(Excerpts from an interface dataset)
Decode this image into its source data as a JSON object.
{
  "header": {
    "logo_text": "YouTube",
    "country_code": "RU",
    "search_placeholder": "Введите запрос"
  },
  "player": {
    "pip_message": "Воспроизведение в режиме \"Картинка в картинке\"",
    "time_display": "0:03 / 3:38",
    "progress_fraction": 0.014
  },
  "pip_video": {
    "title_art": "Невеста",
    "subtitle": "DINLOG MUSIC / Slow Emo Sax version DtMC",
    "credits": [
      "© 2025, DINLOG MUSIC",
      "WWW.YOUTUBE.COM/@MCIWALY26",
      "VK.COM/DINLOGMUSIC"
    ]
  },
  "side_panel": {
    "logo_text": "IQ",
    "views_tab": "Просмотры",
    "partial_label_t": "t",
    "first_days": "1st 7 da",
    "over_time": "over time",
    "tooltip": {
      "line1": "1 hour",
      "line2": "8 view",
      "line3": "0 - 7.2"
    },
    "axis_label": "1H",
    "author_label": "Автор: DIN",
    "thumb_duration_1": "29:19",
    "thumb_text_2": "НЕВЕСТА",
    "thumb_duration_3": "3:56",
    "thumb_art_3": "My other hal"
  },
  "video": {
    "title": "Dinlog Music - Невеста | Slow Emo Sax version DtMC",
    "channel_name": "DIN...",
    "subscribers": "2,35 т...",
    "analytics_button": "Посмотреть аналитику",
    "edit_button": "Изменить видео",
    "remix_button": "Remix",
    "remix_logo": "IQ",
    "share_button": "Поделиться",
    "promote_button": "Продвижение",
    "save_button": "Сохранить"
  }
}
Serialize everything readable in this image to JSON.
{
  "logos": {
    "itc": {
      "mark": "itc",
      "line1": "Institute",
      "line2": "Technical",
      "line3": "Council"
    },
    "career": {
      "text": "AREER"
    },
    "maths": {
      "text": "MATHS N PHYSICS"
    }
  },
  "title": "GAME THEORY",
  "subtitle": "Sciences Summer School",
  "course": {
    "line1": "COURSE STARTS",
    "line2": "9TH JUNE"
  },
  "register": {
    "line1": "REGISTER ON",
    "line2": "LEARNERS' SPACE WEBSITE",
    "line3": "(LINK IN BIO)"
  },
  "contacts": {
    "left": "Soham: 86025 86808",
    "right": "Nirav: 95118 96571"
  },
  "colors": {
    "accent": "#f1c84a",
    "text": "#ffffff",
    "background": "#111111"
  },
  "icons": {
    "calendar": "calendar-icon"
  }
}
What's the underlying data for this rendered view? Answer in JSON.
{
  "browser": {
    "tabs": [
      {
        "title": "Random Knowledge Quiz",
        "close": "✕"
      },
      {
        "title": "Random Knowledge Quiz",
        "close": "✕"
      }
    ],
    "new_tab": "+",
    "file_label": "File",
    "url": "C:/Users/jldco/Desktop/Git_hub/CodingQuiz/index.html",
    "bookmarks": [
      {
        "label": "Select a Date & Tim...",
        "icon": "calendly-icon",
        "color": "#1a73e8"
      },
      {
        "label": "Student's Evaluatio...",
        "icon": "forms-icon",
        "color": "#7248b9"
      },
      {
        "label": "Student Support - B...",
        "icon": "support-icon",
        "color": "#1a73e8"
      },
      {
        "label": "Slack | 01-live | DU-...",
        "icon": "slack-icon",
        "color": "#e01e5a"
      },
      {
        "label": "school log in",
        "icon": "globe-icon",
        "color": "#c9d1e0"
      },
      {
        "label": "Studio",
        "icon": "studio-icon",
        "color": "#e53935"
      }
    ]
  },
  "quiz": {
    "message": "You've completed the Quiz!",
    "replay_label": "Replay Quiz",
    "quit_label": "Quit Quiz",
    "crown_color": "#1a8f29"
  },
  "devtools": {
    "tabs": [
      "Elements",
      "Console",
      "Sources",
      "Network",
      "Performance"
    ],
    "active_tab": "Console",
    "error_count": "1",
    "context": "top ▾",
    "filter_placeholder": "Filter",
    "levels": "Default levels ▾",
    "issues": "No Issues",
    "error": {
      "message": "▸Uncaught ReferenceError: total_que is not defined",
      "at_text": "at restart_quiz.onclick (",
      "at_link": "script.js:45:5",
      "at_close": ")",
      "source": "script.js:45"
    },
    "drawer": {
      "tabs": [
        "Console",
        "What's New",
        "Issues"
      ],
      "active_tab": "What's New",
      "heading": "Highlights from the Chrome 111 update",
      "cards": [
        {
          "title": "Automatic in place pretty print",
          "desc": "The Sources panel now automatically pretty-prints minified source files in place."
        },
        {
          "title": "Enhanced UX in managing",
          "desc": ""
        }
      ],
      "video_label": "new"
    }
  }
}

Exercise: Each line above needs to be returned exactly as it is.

Reply to the task:
Decode this image into its source data as a JSON object.
{
  "header": {
    "logo_text": "YouTube",
    "country_code": "RU",
    "search_placeholder": "Введите запрос"
  },
  "player": {
    "pip_message": "Воспроизведение в режиме \"Картинка в картинке\"",
    "time_display": "0:03 / 3:38",
    "progress_fraction": 0.014
  },
  "pip_video": {
    "title_art": "Невеста",
    "subtitle": "DINLOG MUSIC / Slow Emo Sax version DtMC",
    "credits": [
      "© 2025, DINLOG MUSIC",
      "WWW.YOUTUBE.COM/@MCIWALY26",
      "VK.COM/DINLOGMUSIC"
    ]
  },
  "side_panel": {
    "logo_text": "IQ",
    "views_tab": "Просмотры",
    "partial_label_t": "t",
    "first_days": "1st 7 da",
    "over_time": "over time",
    "tooltip": {
      "line1": "1 hour",
      "line2": "8 view",
      "line3": "0 - 7.2"
    },
    "axis_label": "1H",
    "author_label": "Автор: DIN",
    "thumb_duration_1": "29:19",
    "thumb_text_2": "НЕВЕСТА",
    "thumb_duration_3": "3:56",
    "thumb_art_3": "My other hal"
  },
  "video": {
    "title": "Dinlog Music - Невеста | Slow Emo Sax version DtMC",
    "channel_name": "DIN...",
    "subscribers": "2,35 т...",
    "analytics_button": "Посмотреть аналитику",
    "edit_button": "Изменить видео",
    "remix_button": "Remix",
    "remix_logo": "IQ",
    "share_button": "Поделиться",
    "promote_button": "Продвижение",
    "save_button": "Сохранить"
  }
}
Serialize everything readable in this image to JSON.
{
  "logos": {
    "itc": {
      "mark": "itc",
      "line1": "Institute",
      "line2": "Technical",
      "line3": "Council"
    },
    "career": {
      "text": "AREER"
    },
    "maths": {
      "text": "MATHS N PHYSICS"
    }
  },
  "title": "GAME THEORY",
  "subtitle": "Sciences Summer School",
  "course": {
    "line1": "COURSE STARTS",
    "line2": "9TH JUNE"
  },
  "register": {
    "line1": "REGISTER ON",
    "line2": "LEARNERS' SPACE WEBSITE",
    "line3": "(LINK IN BIO)"
  },
  "contacts": {
    "left": "Soham: 86025 86808",
    "right": "Nirav: 95118 96571"
  },
  "colors": {
    "accent": "#f1c84a",
    "text": "#ffffff",
    "background": "#111111"
  },
  "icons": {
    "calendar": "calendar-icon"
  }
}
What's the underlying data for this rendered view? Answer in JSON.
{
  "browser": {
    "tabs": [
      {
        "title": "Random Knowledge Quiz",
        "close": "✕"
      },
      {
        "title": "Random Knowledge Quiz",
        "close": "✕"
      }
    ],
    "new_tab": "+",
    "file_label": "File",
    "url": "C:/Users/jldco/Desktop/Git_hub/CodingQuiz/index.html",
    "bookmarks": [
      {
        "label": "Select a Date & Tim...",
        "icon": "calendly-icon",
        "color": "#1a73e8"
      },
      {
        "label": "Student's Evaluatio...",
        "icon": "forms-icon",
        "color": "#7248b9"
      },
      {
        "label": "Student Support - B...",
        "icon": "support-icon",
        "color": "#1a73e8"
      },
      {
        "label": "Slack | 01-live | DU-...",
        "icon": "slack-icon",
        "color": "#e01e5a"
      },
      {
        "label": "school log in",
        "icon": "globe-icon",
        "color": "#c9d1e0"
      },
      {
        "label": "Studio",
        "icon": "studio-icon",
        "color": "#e53935"
      }
    ]
  },
  "quiz": {
    "message": "You've completed the Quiz!",
    "replay_label": "Replay Quiz",
    "quit_label": "Quit Quiz",
    "crown_color": "#1a8f29"
  },
  "devtools": {
    "tabs": [
      "Elements",
      "Console",
      "Sources",
      "Network",
      "Performance"
    ],
    "active_tab": "Console",
    "error_count": "1",
    "context": "top ▾",
    "filter_placeholder": "Filter",
    "levels": "Default levels ▾",
    "issues": "No Issues",
    "error": {
      "message": "▸Uncaught ReferenceError: total_que is not defined",
      "at_text": "at restart_quiz.onclick (",
      "at_link": "script.js:45:5",
      "at_close": ")",
      "source": "script.js:45"
    },
    "drawer": {
      "tabs": [
        "Console",
        "What's New",
        "Issues"
      ],
      "active_tab": "What's New",
      "heading": "Highlights from the Chrome 111 update",
      "cards": [
        {
          "title": "Automatic in place pretty print",
          "desc": "The Sources panel now automatically pretty-prints minified source files in place."
        },
        {
          "title": "Enhanced UX in managing",
          "desc": ""
        }
      ],
      "video_label": "new"
    }
  }
}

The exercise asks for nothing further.